), Cdk1 is unlikely to mediate mitochondrial fission under these pathological conditions. Indeed, we found that treatment with a CDK1 inhibitor has no effect on Drp1 phosphorylation under oxidative stress in cultured SH-SY5Y cells ( and Supplemental Figure 5), further supporting our hypothesis that PKCδ-induced Drp1 phosphorylation is likely to be a distinct pathway from that of CDK1. In addition, calcium/calmodulin-dependent kinase I (CaMKIα)–mediated Drp1 phosphorylation at another serine, Ser 600, was shown to induce mitochondrial fission in neurons in response to high potassium (Han et al.

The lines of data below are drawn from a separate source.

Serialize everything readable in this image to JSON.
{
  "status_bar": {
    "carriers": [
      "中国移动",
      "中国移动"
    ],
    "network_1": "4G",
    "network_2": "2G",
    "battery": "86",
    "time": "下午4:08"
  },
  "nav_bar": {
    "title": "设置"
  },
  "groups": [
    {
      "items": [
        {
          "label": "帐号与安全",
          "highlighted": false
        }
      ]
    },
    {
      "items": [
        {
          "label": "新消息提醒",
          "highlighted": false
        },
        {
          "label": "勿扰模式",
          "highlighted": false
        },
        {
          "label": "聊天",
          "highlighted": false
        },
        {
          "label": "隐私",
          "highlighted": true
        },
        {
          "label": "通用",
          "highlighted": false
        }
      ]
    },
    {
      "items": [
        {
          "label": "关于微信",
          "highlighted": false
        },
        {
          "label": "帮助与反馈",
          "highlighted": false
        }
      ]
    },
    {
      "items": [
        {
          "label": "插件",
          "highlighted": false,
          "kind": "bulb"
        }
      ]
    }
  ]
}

). Phosphorylation of Drp1 by cAMP-dependent protein kinase A at the same residue (ser 600) as CaMKI appears to have opposing effects on mitochondrial morphology, as seen in PC12 cells (Cribbs and Strack, 2007
; Cereghetti et al.
). However, none of these studies determined the role of that protein kinase on mitochondrial function and neuronal integrity in animal models, as we report in the current study. If these kinases modify disease state in vivo, it should be determined whether they act synergistically to regulate mitochondrial dynamics under pathological conditions.
Because mitochondrial morphology is regulated by a balance between fission and fusion (Chan, 2006
), we cannot rule out the possibility that hypertension-induced mitochondrial fragmentation is associated with a disruption of mitochondrial fusion as well. However, using a variety of biochemical and molecular biological tools, we concluded that the fission process may be the main target of activated PKCδ in the mitochondria in response to oxidative stresses. We showed that activated PKCδ directly binds to and phosphorylates Drp1 in the mitochondria of neuronal cells, leading to mitochondrial fragmentation and subsequent neuronal cell death. Thus the mitochondrial fission impairment induced by HTNE in a hypertensive rat model is, at least in part, due to activation of PKCδ.
Because mitochondrial dynamics is necessary for neuronal functions such as synaptic maintenance (Li et al.
), neuronal energy generation (Barsoum et al.
), and brain development (Waterham et al.
; Ishihara et al.
), aberrant mitochondrial fission over time could lead to greater mitochondrial dysfunction and to energy deficits, which in turn impair neuronal dysfunction. Cell culture studies have recently suggested that impaired mitochondrial dynamics and excessive mitochondrial fission are connected to a number of neurological diseases, such as Parkinson’s diseases (Deng et al.
, 2008; Poole et al.
, 2008), Alzheimer’s diseases (Wang et al.
, 2008a, 2008b), and Huntington’s diseases (Liot et al.
; Reddy et al.
). Our findings of aberrant mitochondrial fission in neurons of hypertensive rats and its dependence on PKCδ activation suggest that PKCδ is a component of the mitochondrial fission machinery, at least under pathological conditions. It also provides the first evidence that the signal pathway could regulate mitochondrial dynamics in an animal model of neurological disorder. Thus PKCδ-induced aberrant mitochondrial fission may represent a common mechanism contributing to the pathology of these diseases. Moreover, analysis of human brains supports our findings that impaired mitochondrial dynamics is associated with brain disorders (Cho et al.
). Therefore a PKCδ-selective inhibitor, such as δV1-1, may be a useful treatment for the diseases in which impairment of mitochondrial dynamics occurs.